| Assignment |
Note each line in the data below that holds "JSON", and copy it.
Records for this exercise Start Marker
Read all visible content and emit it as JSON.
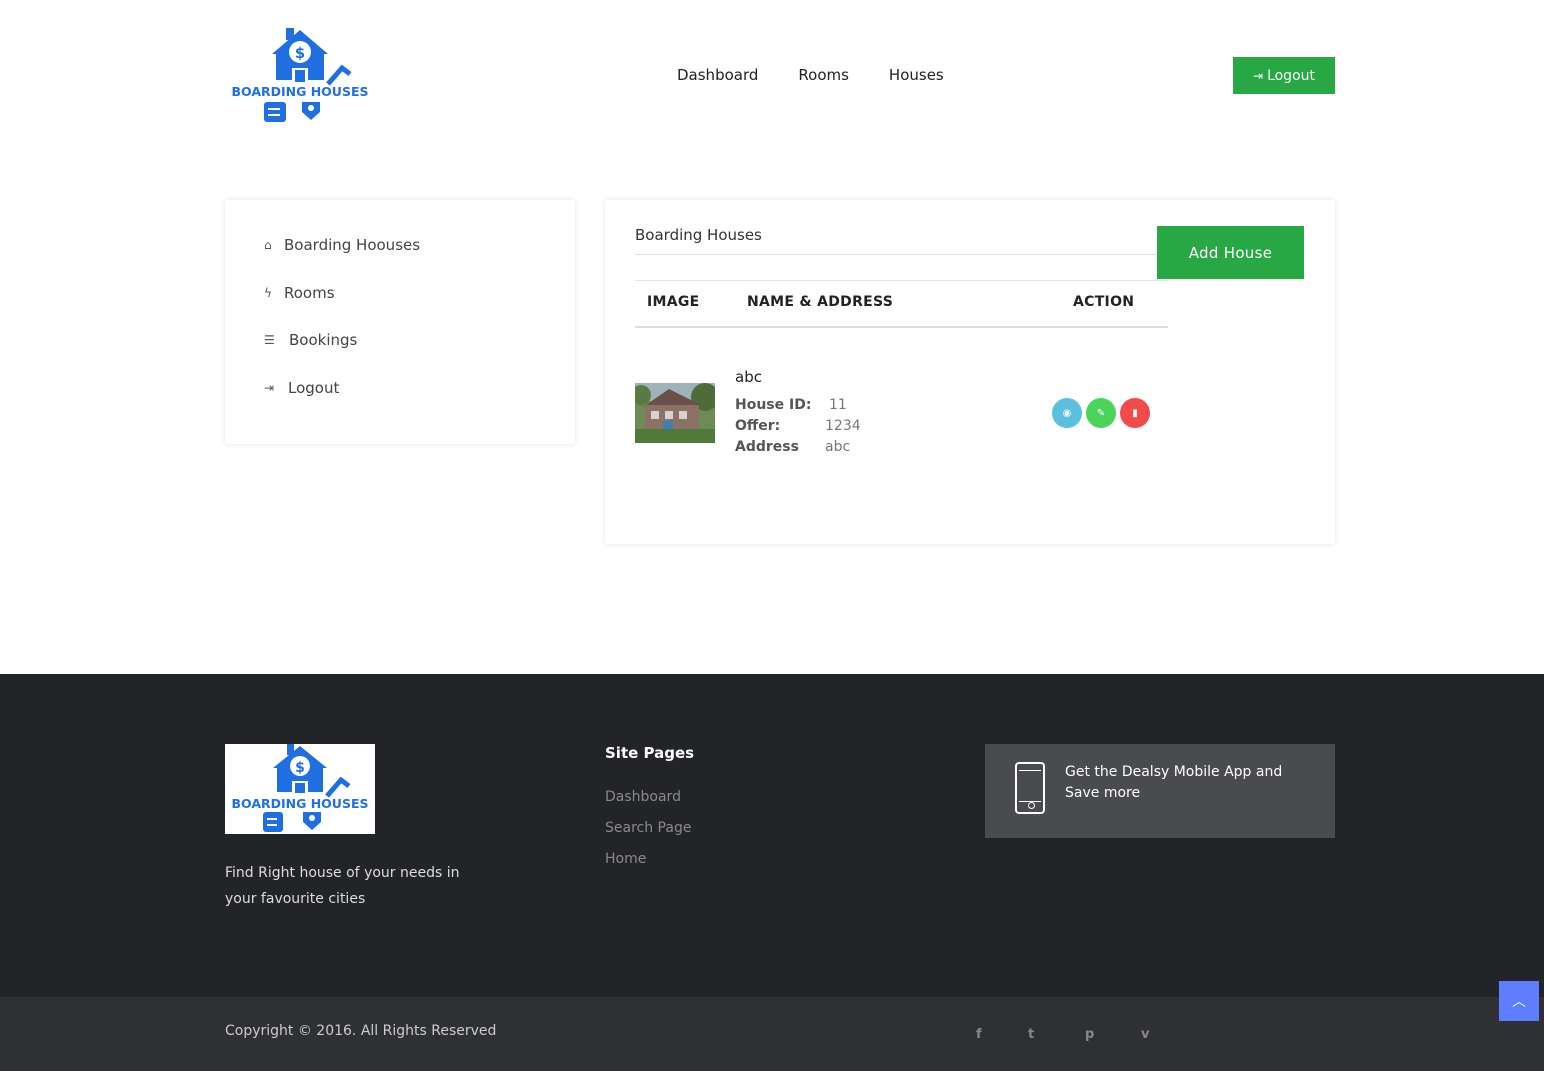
{
  "brand": {
    "name": "BOARDING HOUSES",
    "color": "#1f6fe0"
  },
  "nav": {
    "items": [
      "Dashboard",
      "Rooms",
      "Houses"
    ],
    "logout_label": "Logout"
  },
  "sidebar": {
    "items": [
      {
        "label": "Boarding Hoouses",
        "icon": "home-icon"
      },
      {
        "label": "Rooms",
        "icon": "bolt-icon"
      },
      {
        "label": "Bookings",
        "icon": "list-icon"
      },
      {
        "label": "Logout",
        "icon": "sign-out-icon"
      }
    ]
  },
  "main": {
    "title": "Boarding Houses",
    "add_button": "Add House",
    "columns": [
      "IMAGE",
      "NAME & ADDRESS",
      "ACTION"
    ],
    "rows": [
      {
        "name": "abc",
        "id_label": "House ID:",
        "id_value": "11",
        "offer_label": "Offer:",
        "offer_value": "1234",
        "address_label": "Address",
        "address_value": "abc"
      }
    ],
    "action_colors": {
      "view": "#5bc0de",
      "edit": "#4cd35a",
      "delete": "#f24b4b"
    }
  },
  "footer": {
    "tagline": "Find Right house of your needs in your favourite cities",
    "site_pages_title": "Site Pages",
    "links": [
      "Dashboard",
      "Search Page",
      "Home"
    ],
    "app_promo": "Get the Dealsy Mobile App and Save more",
    "copyright": "Copyright © 2016. All Rights Reserved",
    "social": [
      "facebook-icon",
      "twitter-icon",
      "pinterest-icon",
      "vimeo-icon"
    ]
  },
  "accent_green": "#28a745"
}
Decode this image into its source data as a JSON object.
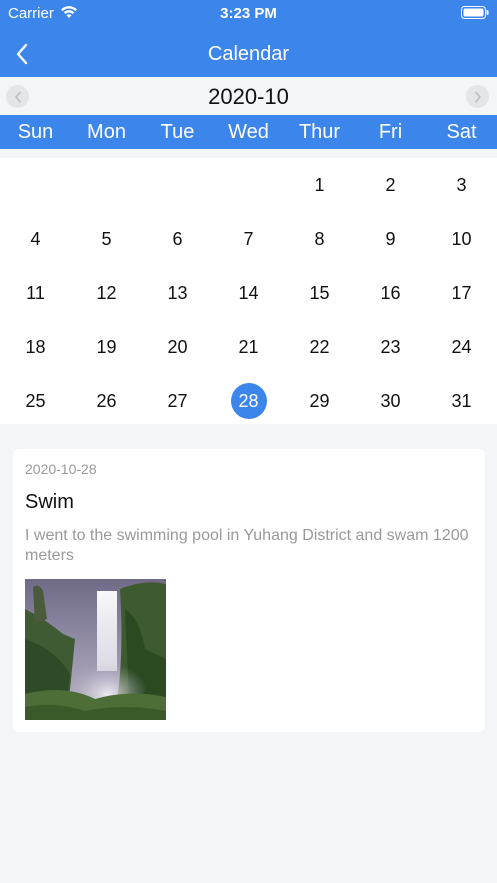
{
  "status": {
    "carrier": "Carrier",
    "time": "3:23 PM"
  },
  "nav": {
    "title": "Calendar"
  },
  "month": {
    "label": "2020-10"
  },
  "weekdays": [
    "Sun",
    "Mon",
    "Tue",
    "Wed",
    "Thur",
    "Fri",
    "Sat"
  ],
  "calendar": {
    "days": [
      "",
      "",
      "",
      "",
      "1",
      "2",
      "3",
      "4",
      "5",
      "6",
      "7",
      "8",
      "9",
      "10",
      "11",
      "12",
      "13",
      "14",
      "15",
      "16",
      "17",
      "18",
      "19",
      "20",
      "21",
      "22",
      "23",
      "24",
      "25",
      "26",
      "27",
      "28",
      "29",
      "30",
      "31"
    ],
    "selected": "28"
  },
  "entry": {
    "date": "2020-10-28",
    "title": "Swim",
    "description": "I went to the swimming pool in Yuhang District and swam 1200 meters",
    "photo_icon": "waterfall-photo"
  },
  "colors": {
    "accent": "#3c85ea",
    "background": "#f4f5f7",
    "muted_text": "#999999"
  }
}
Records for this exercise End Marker
| Result of the task |
Read all visible content and emit it as JSON.
Decode this image into its source data as a JSON object.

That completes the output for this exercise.